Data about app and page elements

-- Opening Marker --

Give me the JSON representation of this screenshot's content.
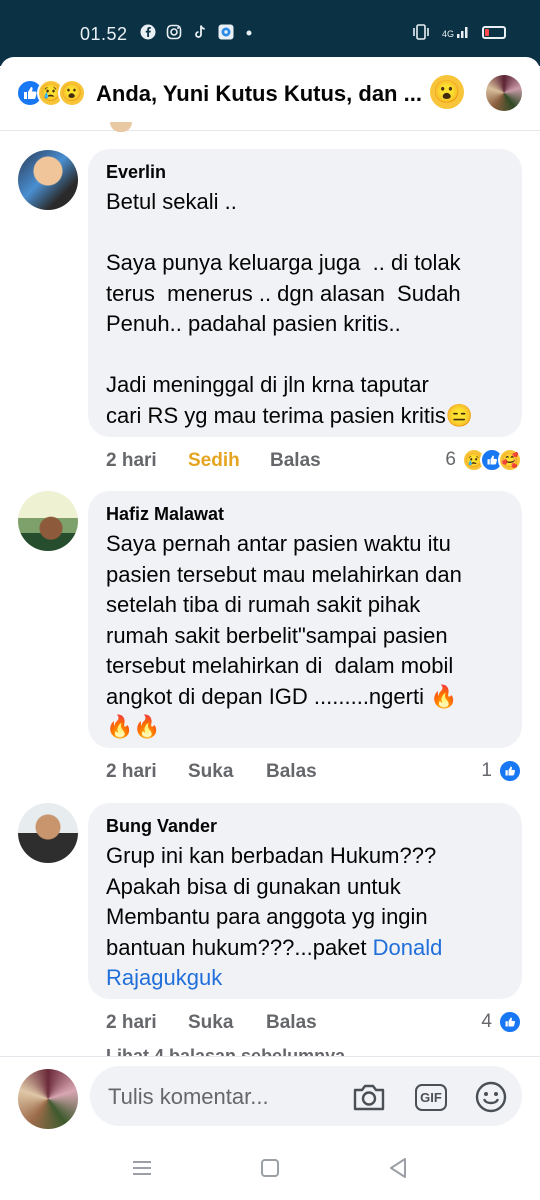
{
  "status_bar": {
    "time": "01.52",
    "icons": [
      "facebook-icon",
      "instagram-icon",
      "tiktok-icon",
      "messenger-icon",
      "dot-icon"
    ],
    "right_icons": [
      "vibrate-icon",
      "signal-4g-icon",
      "battery-low-icon"
    ],
    "network": "4G"
  },
  "header": {
    "title": "Anda, Yuni Kutus Kutus, dan ...",
    "reactions": [
      "like-icon",
      "sad-icon",
      "wow-icon"
    ],
    "wow_emoji": "😮"
  },
  "comments": [
    {
      "name": "Everlin",
      "text": "Betul sekali ..\n\nSaya punya keluarga juga  .. di tolak\nterus  menerus .. dgn alasan  Sudah\nPenuh.. padahal pasien kritis..\n\nJadi meninggal di jln krna taputar\ncari RS yg mau terima pasien kritis😑",
      "time": "2 hari",
      "reaction_label": "Sedih",
      "reply_label": "Balas",
      "reaction_count": "6",
      "reaction_icons": [
        "sad-icon",
        "like-icon",
        "care-icon"
      ]
    },
    {
      "name": "Hafiz Malawat",
      "text": "Saya pernah antar pasien waktu itu\npasien tersebut mau melahirkan dan\nsetelah tiba di rumah sakit pihak\nrumah sakit berbelit\"sampai pasien\ntersebut melahirkan di  dalam mobil\nangkot di depan IGD .........ngerti 🔥\n🔥🔥",
      "time": "2 hari",
      "reaction_label": "Suka",
      "reply_label": "Balas",
      "reaction_count": "1",
      "reaction_icons": [
        "like-icon"
      ]
    },
    {
      "name": "Bung Vander",
      "text_before_mention": "Grup ini kan berbadan Hukum???\nApakah bisa di gunakan untuk\nMembantu para anggota yg ingin\nbantuan hukum???...paket ",
      "mention": "Donald\nRajagukguk",
      "time": "2 hari",
      "reaction_label": "Suka",
      "reply_label": "Balas",
      "reaction_count": "4",
      "reaction_icons": [
        "like-icon"
      ]
    }
  ],
  "more_replies": "Lihat 4 balasan sebelumnya",
  "composer": {
    "placeholder": "Tulis komentar...",
    "gif_label": "GIF"
  },
  "colors": {
    "status_bar_bg": "#0b3145",
    "bubble_bg": "#f0f2f5",
    "link": "#216fdb",
    "sedih": "#e5a421",
    "like_blue": "#1877f2"
  }
}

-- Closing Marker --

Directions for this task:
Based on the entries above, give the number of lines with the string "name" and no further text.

Reply to the exercise:
3